→ **Problem description**
An accurate, complete copy of the records below is required.

(Page and application data records)
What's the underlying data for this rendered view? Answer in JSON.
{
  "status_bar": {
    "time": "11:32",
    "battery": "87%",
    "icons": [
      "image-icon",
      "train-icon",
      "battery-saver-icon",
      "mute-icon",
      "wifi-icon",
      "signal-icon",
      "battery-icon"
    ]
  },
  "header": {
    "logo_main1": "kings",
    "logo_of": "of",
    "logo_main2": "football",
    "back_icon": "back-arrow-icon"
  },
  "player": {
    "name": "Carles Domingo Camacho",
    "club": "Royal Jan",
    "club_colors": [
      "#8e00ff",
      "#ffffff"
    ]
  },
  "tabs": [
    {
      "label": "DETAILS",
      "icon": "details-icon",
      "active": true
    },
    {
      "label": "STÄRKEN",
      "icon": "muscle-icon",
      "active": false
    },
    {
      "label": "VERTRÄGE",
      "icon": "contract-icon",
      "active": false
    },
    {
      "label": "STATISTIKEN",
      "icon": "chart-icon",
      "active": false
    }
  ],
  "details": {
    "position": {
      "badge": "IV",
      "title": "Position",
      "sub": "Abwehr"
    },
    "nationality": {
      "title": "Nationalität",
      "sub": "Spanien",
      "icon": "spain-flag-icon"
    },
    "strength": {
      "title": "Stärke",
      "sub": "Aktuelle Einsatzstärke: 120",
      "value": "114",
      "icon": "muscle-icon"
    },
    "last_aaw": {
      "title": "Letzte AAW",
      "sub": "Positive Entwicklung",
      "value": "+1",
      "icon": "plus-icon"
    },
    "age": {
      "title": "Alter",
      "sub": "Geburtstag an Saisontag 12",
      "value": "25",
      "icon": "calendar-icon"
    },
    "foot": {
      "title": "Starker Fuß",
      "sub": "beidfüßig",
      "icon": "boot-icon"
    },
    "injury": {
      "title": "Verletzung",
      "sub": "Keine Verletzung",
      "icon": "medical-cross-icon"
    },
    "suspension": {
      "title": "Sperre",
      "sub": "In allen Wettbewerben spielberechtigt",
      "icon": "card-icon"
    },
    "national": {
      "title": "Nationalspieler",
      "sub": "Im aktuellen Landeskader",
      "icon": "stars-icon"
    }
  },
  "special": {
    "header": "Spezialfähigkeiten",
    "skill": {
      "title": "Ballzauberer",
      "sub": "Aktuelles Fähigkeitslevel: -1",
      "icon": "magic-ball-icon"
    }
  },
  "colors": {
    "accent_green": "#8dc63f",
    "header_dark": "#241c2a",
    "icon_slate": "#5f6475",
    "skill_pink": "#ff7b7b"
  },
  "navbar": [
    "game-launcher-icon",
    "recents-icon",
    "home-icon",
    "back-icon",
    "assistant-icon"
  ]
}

→ **Your response**
What's the underlying data for this rendered view? Answer in JSON.
{
  "status_bar": {
    "time": "11:32",
    "battery": "87%",
    "icons": [
      "image-icon",
      "train-icon",
      "battery-saver-icon",
      "mute-icon",
      "wifi-icon",
      "signal-icon",
      "battery-icon"
    ]
  },
  "header": {
    "logo_main1": "kings",
    "logo_of": "of",
    "logo_main2": "football",
    "back_icon": "back-arrow-icon"
  },
  "player": {
    "name": "Carles Domingo Camacho",
    "club": "Royal Jan",
    "club_colors": [
      "#8e00ff",
      "#ffffff"
    ]
  },
  "tabs": [
    {
      "label": "DETAILS",
      "icon": "details-icon",
      "active": true
    },
    {
      "label": "STÄRKEN",
      "icon": "muscle-icon",
      "active": false
    },
    {
      "label": "VERTRÄGE",
      "icon": "contract-icon",
      "active": false
    },
    {
      "label": "STATISTIKEN",
      "icon": "chart-icon",
      "active": false
    }
  ],
  "details": {
    "position": {
      "badge": "IV",
      "title": "Position",
      "sub": "Abwehr"
    },
    "nationality": {
      "title": "Nationalität",
      "sub": "Spanien",
      "icon": "spain-flag-icon"
    },
    "strength": {
      "title": "Stärke",
      "sub": "Aktuelle Einsatzstärke: 120",
      "value": "114",
      "icon": "muscle-icon"
    },
    "last_aaw": {
      "title": "Letzte AAW",
      "sub": "Positive Entwicklung",
      "value": "+1",
      "icon": "plus-icon"
    },
    "age": {
      "title": "Alter",
      "sub": "Geburtstag an Saisontag 12",
      "value": "25",
      "icon": "calendar-icon"
    },
    "foot": {
      "title": "Starker Fuß",
      "sub": "beidfüßig",
      "icon": "boot-icon"
    },
    "injury": {
      "title": "Verletzung",
      "sub": "Keine Verletzung",
      "icon": "medical-cross-icon"
    },
    "suspension": {
      "title": "Sperre",
      "sub": "In allen Wettbewerben spielberechtigt",
      "icon": "card-icon"
    },
    "national": {
      "title": "Nationalspieler",
      "sub": "Im aktuellen Landeskader",
      "icon": "stars-icon"
    }
  },
  "special": {
    "header": "Spezialfähigkeiten",
    "skill": {
      "title": "Ballzauberer",
      "sub": "Aktuelles Fähigkeitslevel: -1",
      "icon": "magic-ball-icon"
    }
  },
  "colors": {
    "accent_green": "#8dc63f",
    "header_dark": "#241c2a",
    "icon_slate": "#5f6475",
    "skill_pink": "#ff7b7b"
  },
  "navbar": [
    "game-launcher-icon",
    "recents-icon",
    "home-icon",
    "back-icon",
    "assistant-icon"
  ]
}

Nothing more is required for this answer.